Sickle cell disease
Though the buildings are vast and imposing, and the caregivers numerous, our care is personal and unsurpassed in quality.
Matthew M. Heeney, MD, Director, Boston Children's Hospital Hematology Clinical Program
Normal blood cells are smooth, round, flexible and shaped like the letter O. However, if your child has sickle cell disease, his blood cells can become stiff, sticky and shaped like the letter C, causing a variety of problems.
Sickle cell disease is an inherited blood disorder that occurs when a protein called hemoglobin is defective.
It’s estimated that more than 70,000 people in the United States have sickle cell disease.
All children born in the United States are screened for sickle cell disease. As a result, most children are diagnosed very early on.
The disease primarily affects children of African descent and Hispanics of Caribbean ancestry.
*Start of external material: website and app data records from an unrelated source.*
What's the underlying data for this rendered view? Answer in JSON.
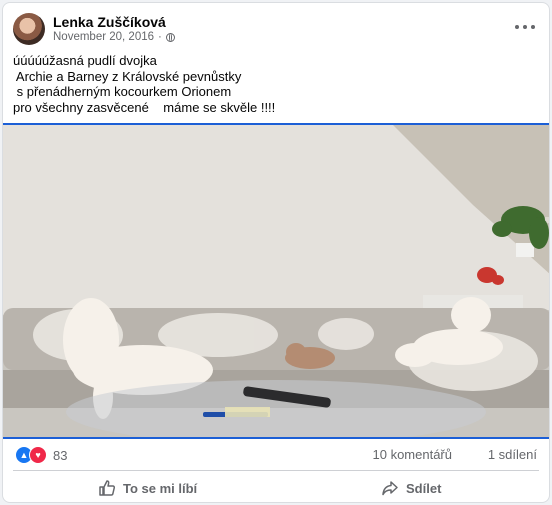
{
  "post": {
    "author": "Lenka Zuščíková",
    "date": "November 20, 2016",
    "separator": "·",
    "text": "úúúúúžasná pudlí dvojka\n Archie a Barney z Královské pevnůstky\n s přenádherným kocourkem Orionem\npro všechny zasvěcené    máme se skvěle !!!!"
  },
  "stats": {
    "reaction_count": "83",
    "comments": "10 komentářů",
    "shares": "1 sdílení"
  },
  "actions": {
    "like_label": "To se mi líbí",
    "share_label": "Sdílet"
  },
  "icons": {
    "globe": "globe-icon",
    "more": "more-options-icon",
    "like": "like-icon",
    "share": "share-icon"
  },
  "colors": {
    "link_blue": "#1877f2",
    "love_red": "#f02849",
    "photo_border": "#1c5fd6"
  }
}
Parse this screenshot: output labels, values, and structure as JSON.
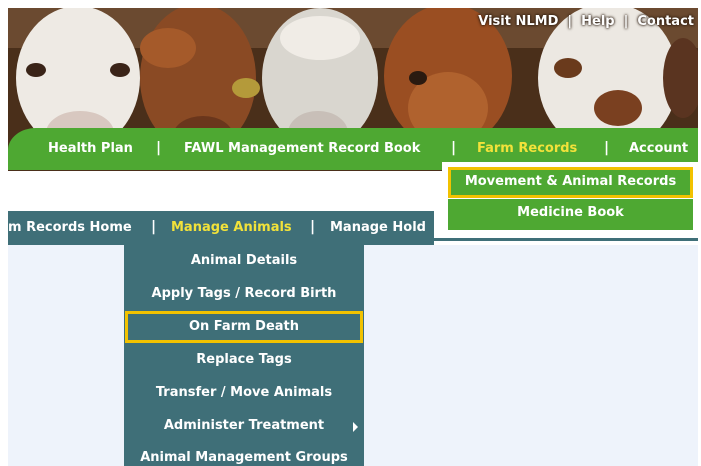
{
  "top_links": [
    "Visit NLMD",
    "Help",
    "Contact"
  ],
  "main_nav": {
    "items": [
      "Health Plan",
      "FAWL Management Record Book",
      "Farm Records",
      "Account"
    ],
    "active": "Farm Records"
  },
  "farm_records_menu": {
    "items": [
      "Movement & Animal Records",
      "Medicine Book"
    ],
    "selected": "Movement & Animal Records"
  },
  "sub_nav": {
    "items": [
      "m Records Home",
      "Manage Animals",
      "Manage Hold"
    ],
    "active": "Manage Animals"
  },
  "manage_animals_menu": {
    "items": [
      "Animal Details",
      "Apply Tags / Record Birth",
      "On Farm Death",
      "Replace Tags",
      "Transfer / Move Animals",
      "Administer Treatment",
      "Animal Management Groups"
    ],
    "selected": "On Farm Death",
    "has_submenu": "Administer Treatment"
  },
  "colors": {
    "nav_green": "#4ea832",
    "nav_teal": "#3f6f78",
    "active_text": "#f2e23a",
    "highlight_border": "#f2c200",
    "content_bg": "#eef3fb"
  }
}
It also occurs in children of Middle-Eastern and Indian descent.
Sickle cell disease affects hemoglobin, the protein in red blood cells that carries oxygen from the lungs to all parts of the body.
Sickle cell is inherited, passed from parent to child through a defective hemoglobin gene and is not contagious.
The symptoms and severity of the disease varies depending on the specific type of sickle cell disease.
Anemia is the most common symptom of all variations of sickle cell.
- Stem cell transplant may offer a cure for some patients.
How Children’s Hospital Boston approaches sickle cell disease
In our Sickle Cell Program, our expert hematologists diagnose and treat children and young adults with sickle cell disease of all types.
Our physicians and nurses work to maintain the well-being of more than 200 children affected by sickle cell disease—and their families—by focusing on health maintenance strategies, including:
- understanding how to recognize the early signs of complications
- teaching preventive therapies that help your child avoid symptoms
- screening for acute complications
Because sickle cell can affect nearly every major organ in the body, children in this program also receive treatment from other specialty programs at Children’s, on an as-needed basis.
In addition, through Dana-Farber/Children's Hospital Cancer Center, patients have access to one of the largest pediatric transplantation programs in the United States. Our program is actively pursuing protocols for transplantation of blood-related disorders, including sickle cell disease.
|Transitioning from pediatric to adult care|
|More than 9 million children in the United States are living with a chronic illness. Every year, 500,000 of these children turn 18. As they join their fellow adolescents in struggling to achieve optimal independence, they also face a serious issue they may not be prepared for: the transition of their medical care. Read Children’s tips for helping kids – and their families – make this key transition.|
Reviewed by Matthew Heeney, MD,
© Children’s Hospital Boston, 2011